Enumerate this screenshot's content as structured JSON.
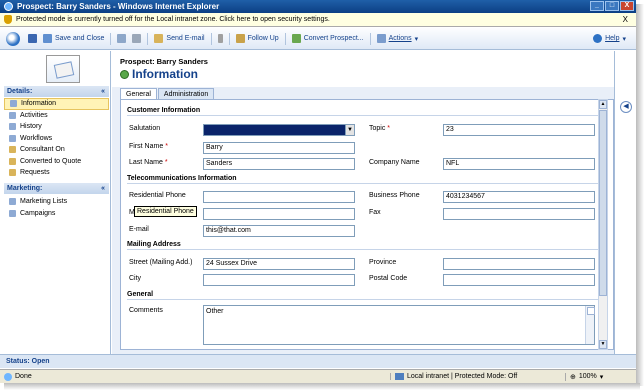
{
  "window": {
    "title": "Prospect: Barry Sanders - Windows Internet Explorer",
    "controls": [
      "_",
      "□",
      "X"
    ]
  },
  "infobar": {
    "text": "Protected mode is currently turned off for the Local intranet zone.  Click here to open security settings.",
    "close": "X"
  },
  "toolbar": {
    "save": "Save and Close",
    "send_email": "Send E-mail",
    "follow_up": "Follow Up",
    "convert": "Convert Prospect...",
    "actions": "Actions",
    "help": "Help"
  },
  "nav": {
    "details_header": "Details:",
    "details_items": [
      "Information",
      "Activities",
      "History",
      "Workflows",
      "Consultant On",
      "Converted to Quote",
      "Requests"
    ],
    "marketing_header": "Marketing:",
    "marketing_items": [
      "Marketing Lists",
      "Campaigns"
    ],
    "chevron": "«"
  },
  "header": {
    "record": "Prospect: Barry Sanders",
    "title": "Information"
  },
  "tabs": [
    "General",
    "Administration"
  ],
  "sections": {
    "customer": "Customer Information",
    "telecom": "Telecommunications Information",
    "mailing": "Mailing Address",
    "general": "General"
  },
  "labels": {
    "salutation": "Salutation",
    "first_name": "First Name",
    "last_name": "Last Name",
    "topic": "Topic",
    "company_name": "Company Name",
    "residential_phone": "Residential Phone",
    "mobile_phone": "Mo",
    "email": "E-mail",
    "business_phone": "Business Phone",
    "fax": "Fax",
    "street": "Street (Mailing Add.)",
    "city": "City",
    "province": "Province",
    "postal_code": "Postal Code",
    "comments": "Comments",
    "required": "*"
  },
  "values": {
    "salutation": "",
    "first_name": "Barry",
    "last_name": "Sanders",
    "topic": "23",
    "company_name": "NFL",
    "residential_phone": "",
    "mobile_phone": "",
    "email": "this@that.com",
    "business_phone": "4031234567",
    "fax": "",
    "street": "24 Sussex Drive",
    "city": "",
    "province": "",
    "postal_code": "",
    "comments": "Other"
  },
  "tooltip": "Residential Phone",
  "status": {
    "record_status": "Status: Open"
  },
  "ie_status": {
    "done": "Done",
    "zone": "Local intranet | Protected Mode: Off",
    "zoom": "100%"
  }
}
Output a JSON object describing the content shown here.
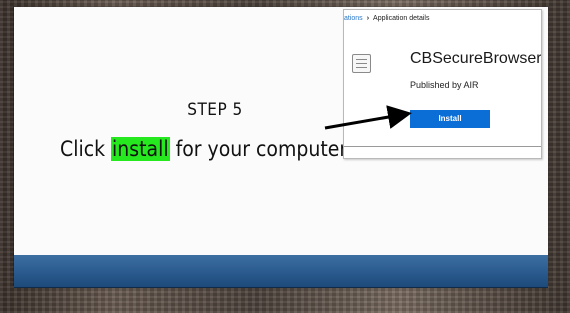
{
  "slide": {
    "step_label": "STEP 5",
    "instruction_before": "Click ",
    "instruction_highlight": "install",
    "instruction_after": " for your computer"
  },
  "screenshot": {
    "breadcrumb_prev": "ations",
    "breadcrumb_current": "Application details",
    "app_name": "CBSecureBrowser",
    "publisher": "Published by AIR",
    "install_button": "Install"
  },
  "colors": {
    "highlight": "#25e81f",
    "install_button": "#0b6dd6",
    "band": "#2a5a8e"
  }
}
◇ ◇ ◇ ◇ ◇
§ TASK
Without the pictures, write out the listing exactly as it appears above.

§ OUTPUT FOR THIS EXERCISE
Enumerate this screenshot's content as structured JSON.
{
  "window": {
    "title": "Prospect: Barry Sanders - Windows Internet Explorer",
    "controls": [
      "_",
      "□",
      "X"
    ]
  },
  "infobar": {
    "text": "Protected mode is currently turned off for the Local intranet zone.  Click here to open security settings.",
    "close": "X"
  },
  "toolbar": {
    "save": "Save and Close",
    "send_email": "Send E-mail",
    "follow_up": "Follow Up",
    "convert": "Convert Prospect...",
    "actions": "Actions",
    "help": "Help"
  },
  "nav": {
    "details_header": "Details:",
    "details_items": [
      "Information",
      "Activities",
      "History",
      "Workflows",
      "Consultant On",
      "Converted to Quote",
      "Requests"
    ],
    "marketing_header": "Marketing:",
    "marketing_items": [
      "Marketing Lists",
      "Campaigns"
    ],
    "chevron": "«"
  },
  "header": {
    "record": "Prospect: Barry Sanders",
    "title": "Information"
  },
  "tabs": [
    "General",
    "Administration"
  ],
  "sections": {
    "customer": "Customer Information",
    "telecom": "Telecommunications Information",
    "mailing": "Mailing Address",
    "general": "General"
  },
  "labels": {
    "salutation": "Salutation",
    "first_name": "First Name",
    "last_name": "Last Name",
    "topic": "Topic",
    "company_name": "Company Name",
    "residential_phone": "Residential Phone",
    "mobile_phone": "Mo",
    "email": "E-mail",
    "business_phone": "Business Phone",
    "fax": "Fax",
    "street": "Street (Mailing Add.)",
    "city": "City",
    "province": "Province",
    "postal_code": "Postal Code",
    "comments": "Comments",
    "required": "*"
  },
  "values": {
    "salutation": "",
    "first_name": "Barry",
    "last_name": "Sanders",
    "topic": "23",
    "company_name": "NFL",
    "residential_phone": "",
    "mobile_phone": "",
    "email": "this@that.com",
    "business_phone": "4031234567",
    "fax": "",
    "street": "24 Sussex Drive",
    "city": "",
    "province": "",
    "postal_code": "",
    "comments": "Other"
  },
  "tooltip": "Residential Phone",
  "status": {
    "record_status": "Status: Open"
  },
  "ie_status": {
    "done": "Done",
    "zone": "Local intranet | Protected Mode: Off",
    "zoom": "100%"
  }
}
Output a JSON object describing the content shown here.
{
  "slide": {
    "step_label": "STEP 5",
    "instruction_before": "Click ",
    "instruction_highlight": "install",
    "instruction_after": " for your computer"
  },
  "screenshot": {
    "breadcrumb_prev": "ations",
    "breadcrumb_current": "Application details",
    "app_name": "CBSecureBrowser",
    "publisher": "Published by AIR",
    "install_button": "Install"
  },
  "colors": {
    "highlight": "#25e81f",
    "install_button": "#0b6dd6",
    "band": "#2a5a8e"
  }
}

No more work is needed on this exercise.